Home Loan Servicing Solutions has agreed to pay $1.5 million to settle charges over its relationship with former Ocwen Financial Chairman William Erbey and its valuation of billions of dollars in mortgage servicing rights (MSRs) it acquired from Ocwen.
The charges are the latest fallout from regulatory investigations of Ocwen and affiiliated companies including HLSS, which was formed by Erbey to acquire mortgage servicing rights and other income streams from the servicing of mortgage loans. Erbey also served as chairman of HLSS.
According to the U.S. Securities and Exchange Commission, HLSS represented to investors that it required Erbey to recuse himself from deals with Ocwen to avoid conflicts of interest when, in fact, it had no recusal policies in place and Erbey himself approved many such transactions.

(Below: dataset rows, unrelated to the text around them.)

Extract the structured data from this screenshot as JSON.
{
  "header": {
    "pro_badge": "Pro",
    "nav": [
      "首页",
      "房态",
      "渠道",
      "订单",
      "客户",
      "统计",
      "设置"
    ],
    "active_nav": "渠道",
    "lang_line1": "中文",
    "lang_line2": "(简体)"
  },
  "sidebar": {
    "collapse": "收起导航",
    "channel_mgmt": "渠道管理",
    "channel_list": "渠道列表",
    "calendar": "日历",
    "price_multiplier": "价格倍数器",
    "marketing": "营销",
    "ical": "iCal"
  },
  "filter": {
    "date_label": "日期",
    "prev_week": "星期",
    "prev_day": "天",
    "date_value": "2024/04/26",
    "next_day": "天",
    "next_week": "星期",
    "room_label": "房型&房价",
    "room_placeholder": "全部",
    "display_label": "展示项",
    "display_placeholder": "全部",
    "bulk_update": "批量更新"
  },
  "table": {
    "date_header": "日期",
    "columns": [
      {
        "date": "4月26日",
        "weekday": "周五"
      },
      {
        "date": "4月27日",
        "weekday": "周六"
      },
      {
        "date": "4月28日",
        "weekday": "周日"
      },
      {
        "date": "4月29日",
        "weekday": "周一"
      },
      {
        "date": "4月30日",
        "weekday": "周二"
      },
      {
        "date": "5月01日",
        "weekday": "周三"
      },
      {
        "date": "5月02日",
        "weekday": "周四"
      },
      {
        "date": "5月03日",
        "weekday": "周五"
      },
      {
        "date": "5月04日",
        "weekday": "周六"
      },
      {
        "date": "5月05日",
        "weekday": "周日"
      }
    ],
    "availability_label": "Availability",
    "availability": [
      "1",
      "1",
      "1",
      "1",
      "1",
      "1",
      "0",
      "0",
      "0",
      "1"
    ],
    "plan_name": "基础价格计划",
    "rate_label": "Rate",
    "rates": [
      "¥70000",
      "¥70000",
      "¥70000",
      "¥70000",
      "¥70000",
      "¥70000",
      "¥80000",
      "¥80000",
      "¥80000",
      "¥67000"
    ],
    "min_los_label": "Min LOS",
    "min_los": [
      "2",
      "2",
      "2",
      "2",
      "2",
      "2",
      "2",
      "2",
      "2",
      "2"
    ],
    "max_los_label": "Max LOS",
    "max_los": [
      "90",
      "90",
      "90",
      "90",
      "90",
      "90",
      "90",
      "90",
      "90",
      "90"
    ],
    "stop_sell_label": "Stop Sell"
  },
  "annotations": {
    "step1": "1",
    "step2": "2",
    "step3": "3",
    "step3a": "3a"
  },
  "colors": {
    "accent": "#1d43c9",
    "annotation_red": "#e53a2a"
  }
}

Due to difficulties encountered with transferring title to the MSRs to HLSS, Ocwen retained title and HLSS agreed to purchase rights to the MSRs. Among the deals Erbey approved was the purchase of rights to service mortgages with an unpaid principal balance of $67.5 billion in 2012.
“When [Erbey] reviewed and approved these transactions, he typically did the same on the Ocwen side of the transactions,” the SEC said Monday in an administrative order.
HLSS also misstated its net income in 2012, 2013, and the first quarter of 2014, the SEC alleged, by failing to value MSRs, its primary asset, in accordance with GAAP.
“Although HLSS disclosed that it valued these assets at their fair value … its actual approach was to assign a value equal to their carrying value, provided the carrying value was within five percent of a third-party’s fair market value estimate,” the regulator said.
To settle the charges, HLSS agreed to pay a $1.5 million civil penalty. The company “failed to meet requirements that are fundamental to ensuring that investors receive reliable information, including in matters involving complex assets,” Michael J. Osnato, chief of the SEC Enforcement Division’s complex financial instruments unit, said in a news release.
A related investigation by the New York Department of Financial Services ultimately led to Erbey’s resignation as chairman of both Ocwen and HLSS and a $150 million fine for Ocwen.